Should you sell your product on QVC? How about on one of those "As Seen on TV" commercials? Or should you produce your own infomercial?

If you've developed a unique product, chances are you've thought about selling it on TV. In fact, you've most likely considered infomercials, which are also known as Direct Response Television (DRTV).

There's a lot to consider before you sell on TV, including licensing rights and manufacturing. Below is a quick comparison of your three major options.

Selling on TV: Shopping Channels

This option is for self-sustaining entrepreneurs who need a little help. Networks like QVC and HSN do not manufacture the product. Inventors must show that they can provide a large volume of units in a timely matter. They're also responsible for pitching the product on air.

In exchange for that air time, the network takes a percentage of each sale and receives exclusive licensing rights for a set amount of time.

Selling on TV: "As Seen on TV"

There are a number of companies that sell these products, with the two major ones being Telebrand and TV Winners. They offer a bit more flexibility for inventors with great products but not a lot of money to invest.

These companies will license your product and pay you royalties. They usually manufacture, market and conduct any research and development. Though you can sit back and collect your money, you might be giving up a lot of control.

Selling on TV: Do-It-Yourself

Infomercial production companies will help you produce and manage your marketing campaign. The benefit of this is that you have complete control over every part of your product and its sale.

However, this option can be incredibly costly. You may need to pay an upfront fee or hand over a percentage of final sales. You're also responsible for manufacturing.

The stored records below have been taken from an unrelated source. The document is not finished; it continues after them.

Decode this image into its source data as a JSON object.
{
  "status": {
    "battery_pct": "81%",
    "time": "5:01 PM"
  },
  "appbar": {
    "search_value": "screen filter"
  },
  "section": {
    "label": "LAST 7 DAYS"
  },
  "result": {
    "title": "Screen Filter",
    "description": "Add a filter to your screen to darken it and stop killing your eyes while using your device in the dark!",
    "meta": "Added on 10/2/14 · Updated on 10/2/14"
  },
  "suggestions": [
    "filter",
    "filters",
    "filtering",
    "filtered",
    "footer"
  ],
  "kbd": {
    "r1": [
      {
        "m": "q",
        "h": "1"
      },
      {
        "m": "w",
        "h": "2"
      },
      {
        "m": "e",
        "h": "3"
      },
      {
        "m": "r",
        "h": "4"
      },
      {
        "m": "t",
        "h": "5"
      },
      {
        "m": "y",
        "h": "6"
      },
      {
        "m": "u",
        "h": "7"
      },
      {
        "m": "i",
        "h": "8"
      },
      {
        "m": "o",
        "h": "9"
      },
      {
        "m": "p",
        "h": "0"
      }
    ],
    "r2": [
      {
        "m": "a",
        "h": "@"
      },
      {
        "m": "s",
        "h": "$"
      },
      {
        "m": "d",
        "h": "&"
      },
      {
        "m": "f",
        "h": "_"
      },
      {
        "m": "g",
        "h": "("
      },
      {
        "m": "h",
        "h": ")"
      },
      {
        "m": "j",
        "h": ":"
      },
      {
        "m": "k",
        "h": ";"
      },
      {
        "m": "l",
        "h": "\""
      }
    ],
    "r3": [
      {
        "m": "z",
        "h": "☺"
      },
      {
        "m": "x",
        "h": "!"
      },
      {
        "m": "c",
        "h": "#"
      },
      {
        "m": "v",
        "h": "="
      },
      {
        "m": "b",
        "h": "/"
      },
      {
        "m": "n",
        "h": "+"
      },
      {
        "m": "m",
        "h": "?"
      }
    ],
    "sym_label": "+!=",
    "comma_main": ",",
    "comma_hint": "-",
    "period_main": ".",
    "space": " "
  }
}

Choosing to sell on TV is a big decision and a big risk. So take your time and explore each option thoroughly.

Related Resources: